Apple edged higher after Barclays raised its price target on the iPhone maker to $525 from $465.
Walt Disney edged higher after Deutsche Bank lifted its price target on the conglomerate to $75 from $63 and Wunderlich boosted its price target to $63 from $58. Disney is scheduled to report earnings on Tuesday.
Among earnings, Tyson Foods slumped after the meat processor posted weaker-than-expected earnings and slashed its full-year revenue estimates.
Berkshire Hathaway rose after the conglomerate post earnings and revenue that beat expectations late Friday and following the company's high profile annual meeting in Omaha over the weekend.
Macerich will replace Coventry Health Care in the S&P 500 after the close of trading Wednesday. Coventry is in the process of being acquired by Aetna and the deal is expected to be completed this week.
In Europe, shares were slightly lower in morning trade on Monday, pulling back from the five-year highs set the previous session on better-than-expected U.S. non-farm payrolls data. PMI data was released for the euro zone that was better-than-expected but continued to show that the downturn dragged on in April.
(Read More: Europe Shares Lower as Downturn Drags On)
Investor confidence fared better in Asia, with the brighter jobs picture in the U.S helping markets higher. Commodity prices rose as demand expectations picked up.
Hong Kong shares shot up to an eight-week high, the Shanghai Composite closed at a two-week high, and Australia's S&P ASX 200 index pared gains after hitting fresh respective highs.

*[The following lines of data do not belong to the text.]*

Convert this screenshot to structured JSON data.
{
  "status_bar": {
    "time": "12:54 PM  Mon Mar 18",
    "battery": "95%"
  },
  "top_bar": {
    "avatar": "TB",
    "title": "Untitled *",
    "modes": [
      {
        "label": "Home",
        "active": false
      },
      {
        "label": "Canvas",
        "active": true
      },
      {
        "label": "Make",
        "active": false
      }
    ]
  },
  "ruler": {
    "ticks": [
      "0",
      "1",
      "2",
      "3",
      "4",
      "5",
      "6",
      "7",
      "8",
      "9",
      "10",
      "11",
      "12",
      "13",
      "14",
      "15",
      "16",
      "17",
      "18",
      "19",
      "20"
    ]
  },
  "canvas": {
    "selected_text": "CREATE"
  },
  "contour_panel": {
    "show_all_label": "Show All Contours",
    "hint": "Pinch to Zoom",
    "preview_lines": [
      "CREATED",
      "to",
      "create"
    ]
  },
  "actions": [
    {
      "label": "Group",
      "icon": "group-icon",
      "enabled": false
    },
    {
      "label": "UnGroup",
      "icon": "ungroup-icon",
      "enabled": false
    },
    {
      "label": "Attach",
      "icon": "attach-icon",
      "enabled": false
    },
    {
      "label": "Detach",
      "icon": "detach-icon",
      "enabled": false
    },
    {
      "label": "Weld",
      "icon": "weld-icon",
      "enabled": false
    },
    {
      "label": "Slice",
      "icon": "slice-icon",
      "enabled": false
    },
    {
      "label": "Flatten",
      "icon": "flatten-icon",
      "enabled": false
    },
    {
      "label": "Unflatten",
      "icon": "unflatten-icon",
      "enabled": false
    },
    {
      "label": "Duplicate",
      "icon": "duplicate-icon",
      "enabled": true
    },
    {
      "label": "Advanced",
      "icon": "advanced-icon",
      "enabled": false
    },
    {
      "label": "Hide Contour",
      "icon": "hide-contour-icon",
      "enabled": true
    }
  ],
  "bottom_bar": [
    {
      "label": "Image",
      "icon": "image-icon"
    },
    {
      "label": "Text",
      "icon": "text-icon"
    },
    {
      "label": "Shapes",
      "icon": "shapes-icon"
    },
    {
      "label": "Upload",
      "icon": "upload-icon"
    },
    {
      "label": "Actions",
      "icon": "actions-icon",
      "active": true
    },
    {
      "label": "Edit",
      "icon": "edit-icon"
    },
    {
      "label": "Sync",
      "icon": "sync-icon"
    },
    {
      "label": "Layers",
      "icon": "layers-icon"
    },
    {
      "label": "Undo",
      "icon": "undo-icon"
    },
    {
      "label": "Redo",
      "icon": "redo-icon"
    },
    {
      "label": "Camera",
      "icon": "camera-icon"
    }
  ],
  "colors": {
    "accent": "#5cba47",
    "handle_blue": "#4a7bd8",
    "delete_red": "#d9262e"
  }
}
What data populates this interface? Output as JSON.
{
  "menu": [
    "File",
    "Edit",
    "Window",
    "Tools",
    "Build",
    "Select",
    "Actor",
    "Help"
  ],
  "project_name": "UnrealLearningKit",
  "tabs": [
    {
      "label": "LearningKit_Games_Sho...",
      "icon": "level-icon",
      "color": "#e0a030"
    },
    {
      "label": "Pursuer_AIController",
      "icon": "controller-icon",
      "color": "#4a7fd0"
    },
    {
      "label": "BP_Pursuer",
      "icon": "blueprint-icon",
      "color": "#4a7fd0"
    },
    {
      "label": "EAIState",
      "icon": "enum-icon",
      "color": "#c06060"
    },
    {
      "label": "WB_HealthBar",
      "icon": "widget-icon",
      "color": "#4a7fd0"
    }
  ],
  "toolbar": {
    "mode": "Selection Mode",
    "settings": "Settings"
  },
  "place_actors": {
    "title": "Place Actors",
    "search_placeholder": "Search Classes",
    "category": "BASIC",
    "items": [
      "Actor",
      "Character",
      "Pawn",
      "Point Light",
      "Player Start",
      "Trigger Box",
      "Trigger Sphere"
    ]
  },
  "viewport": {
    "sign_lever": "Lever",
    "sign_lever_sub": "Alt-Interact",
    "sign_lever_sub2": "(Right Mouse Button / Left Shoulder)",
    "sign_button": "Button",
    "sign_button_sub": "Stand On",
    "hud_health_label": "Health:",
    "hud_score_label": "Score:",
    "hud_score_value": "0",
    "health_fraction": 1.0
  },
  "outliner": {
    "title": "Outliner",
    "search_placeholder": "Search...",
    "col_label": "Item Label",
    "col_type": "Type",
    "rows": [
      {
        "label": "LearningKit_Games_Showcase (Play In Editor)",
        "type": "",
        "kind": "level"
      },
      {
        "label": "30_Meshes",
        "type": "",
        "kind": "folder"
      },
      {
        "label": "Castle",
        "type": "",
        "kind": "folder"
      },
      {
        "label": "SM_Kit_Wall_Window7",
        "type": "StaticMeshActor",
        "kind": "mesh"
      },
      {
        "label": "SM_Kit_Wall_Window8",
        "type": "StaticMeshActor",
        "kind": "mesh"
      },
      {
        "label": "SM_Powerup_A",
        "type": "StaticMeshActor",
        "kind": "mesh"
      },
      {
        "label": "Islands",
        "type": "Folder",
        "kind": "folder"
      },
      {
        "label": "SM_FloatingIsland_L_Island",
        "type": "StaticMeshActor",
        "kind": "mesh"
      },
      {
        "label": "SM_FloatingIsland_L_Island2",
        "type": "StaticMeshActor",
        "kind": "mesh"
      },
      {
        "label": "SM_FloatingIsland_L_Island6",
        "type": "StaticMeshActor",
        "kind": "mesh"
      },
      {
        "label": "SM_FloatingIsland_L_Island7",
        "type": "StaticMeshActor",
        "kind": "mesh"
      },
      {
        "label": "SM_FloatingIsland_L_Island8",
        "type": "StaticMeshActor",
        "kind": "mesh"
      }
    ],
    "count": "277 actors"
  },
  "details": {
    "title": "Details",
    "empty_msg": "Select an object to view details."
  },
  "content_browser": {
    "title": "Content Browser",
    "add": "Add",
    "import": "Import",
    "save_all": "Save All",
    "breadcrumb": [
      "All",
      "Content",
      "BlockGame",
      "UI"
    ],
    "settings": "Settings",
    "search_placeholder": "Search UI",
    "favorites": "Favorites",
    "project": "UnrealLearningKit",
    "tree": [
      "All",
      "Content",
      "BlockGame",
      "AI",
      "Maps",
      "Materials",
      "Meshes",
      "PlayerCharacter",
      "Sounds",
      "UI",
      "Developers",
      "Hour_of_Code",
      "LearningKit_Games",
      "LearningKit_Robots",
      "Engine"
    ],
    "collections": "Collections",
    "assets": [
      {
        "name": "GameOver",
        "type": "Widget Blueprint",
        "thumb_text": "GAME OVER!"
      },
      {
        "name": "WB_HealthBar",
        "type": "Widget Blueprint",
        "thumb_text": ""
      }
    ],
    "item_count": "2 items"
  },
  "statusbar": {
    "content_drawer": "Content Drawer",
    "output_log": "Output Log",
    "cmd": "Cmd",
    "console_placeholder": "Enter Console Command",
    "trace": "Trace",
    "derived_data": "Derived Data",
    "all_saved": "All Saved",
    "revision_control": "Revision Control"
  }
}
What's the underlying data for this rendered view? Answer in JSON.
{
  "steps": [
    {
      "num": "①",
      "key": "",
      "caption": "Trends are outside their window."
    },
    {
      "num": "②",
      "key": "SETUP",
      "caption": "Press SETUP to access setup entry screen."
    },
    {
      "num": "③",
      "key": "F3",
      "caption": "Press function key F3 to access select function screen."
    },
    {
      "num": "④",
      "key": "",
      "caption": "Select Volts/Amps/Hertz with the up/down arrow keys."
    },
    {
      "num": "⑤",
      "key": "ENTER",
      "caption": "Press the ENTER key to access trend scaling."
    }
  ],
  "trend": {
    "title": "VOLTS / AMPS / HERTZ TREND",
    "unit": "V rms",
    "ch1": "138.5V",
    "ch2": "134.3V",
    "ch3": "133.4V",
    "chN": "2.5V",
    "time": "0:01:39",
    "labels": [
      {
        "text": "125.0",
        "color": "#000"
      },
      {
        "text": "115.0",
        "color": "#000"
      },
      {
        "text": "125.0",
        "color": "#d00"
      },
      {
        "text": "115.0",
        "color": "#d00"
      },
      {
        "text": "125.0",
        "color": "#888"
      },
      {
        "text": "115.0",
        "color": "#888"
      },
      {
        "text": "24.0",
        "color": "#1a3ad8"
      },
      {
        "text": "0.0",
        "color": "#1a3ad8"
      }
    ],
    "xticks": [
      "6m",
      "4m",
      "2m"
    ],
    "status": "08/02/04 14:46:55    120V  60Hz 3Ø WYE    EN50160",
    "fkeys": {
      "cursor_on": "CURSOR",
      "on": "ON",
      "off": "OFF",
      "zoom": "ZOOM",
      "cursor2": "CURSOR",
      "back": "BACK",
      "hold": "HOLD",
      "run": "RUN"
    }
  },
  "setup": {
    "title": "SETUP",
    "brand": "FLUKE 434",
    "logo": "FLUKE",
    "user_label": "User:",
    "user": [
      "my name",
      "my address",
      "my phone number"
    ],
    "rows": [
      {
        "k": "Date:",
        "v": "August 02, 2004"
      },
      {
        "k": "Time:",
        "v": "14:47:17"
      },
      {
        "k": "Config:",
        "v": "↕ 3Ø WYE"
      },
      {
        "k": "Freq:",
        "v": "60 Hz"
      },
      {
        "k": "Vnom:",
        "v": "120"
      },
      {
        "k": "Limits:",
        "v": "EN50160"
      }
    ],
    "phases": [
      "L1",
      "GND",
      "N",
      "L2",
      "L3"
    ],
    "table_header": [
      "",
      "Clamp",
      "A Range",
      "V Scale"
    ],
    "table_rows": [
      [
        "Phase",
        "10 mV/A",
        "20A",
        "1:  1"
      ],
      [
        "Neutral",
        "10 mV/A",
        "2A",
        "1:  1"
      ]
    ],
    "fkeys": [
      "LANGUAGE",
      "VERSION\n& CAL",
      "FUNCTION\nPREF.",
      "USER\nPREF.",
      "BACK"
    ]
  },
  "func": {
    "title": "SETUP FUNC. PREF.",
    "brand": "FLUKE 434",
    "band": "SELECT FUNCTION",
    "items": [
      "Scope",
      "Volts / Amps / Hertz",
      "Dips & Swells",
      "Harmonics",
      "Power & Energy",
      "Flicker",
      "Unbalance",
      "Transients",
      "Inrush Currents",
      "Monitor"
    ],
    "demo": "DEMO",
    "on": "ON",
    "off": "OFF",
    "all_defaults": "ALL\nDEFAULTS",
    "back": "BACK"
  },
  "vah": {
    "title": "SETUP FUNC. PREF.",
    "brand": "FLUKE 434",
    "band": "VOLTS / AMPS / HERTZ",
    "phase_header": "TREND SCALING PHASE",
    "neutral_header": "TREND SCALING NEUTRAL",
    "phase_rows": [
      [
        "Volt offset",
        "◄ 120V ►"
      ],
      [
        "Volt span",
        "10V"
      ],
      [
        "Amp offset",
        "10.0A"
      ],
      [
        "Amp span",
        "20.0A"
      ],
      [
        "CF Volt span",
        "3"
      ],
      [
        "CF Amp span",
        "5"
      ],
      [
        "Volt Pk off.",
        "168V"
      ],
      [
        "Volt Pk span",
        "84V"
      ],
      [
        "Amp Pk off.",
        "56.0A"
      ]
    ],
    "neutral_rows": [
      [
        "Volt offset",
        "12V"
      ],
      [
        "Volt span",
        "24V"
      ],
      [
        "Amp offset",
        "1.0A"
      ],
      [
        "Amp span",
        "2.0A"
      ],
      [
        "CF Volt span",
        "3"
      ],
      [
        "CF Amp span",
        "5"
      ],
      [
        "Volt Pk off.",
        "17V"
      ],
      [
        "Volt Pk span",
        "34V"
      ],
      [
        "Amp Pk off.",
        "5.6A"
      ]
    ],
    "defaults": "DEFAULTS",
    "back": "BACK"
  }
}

However, Seoul's Kospi reversed earlier gains to close down 0.2 percent.
(Read More: Asia Stocks Gain on Commodities, US Jobs)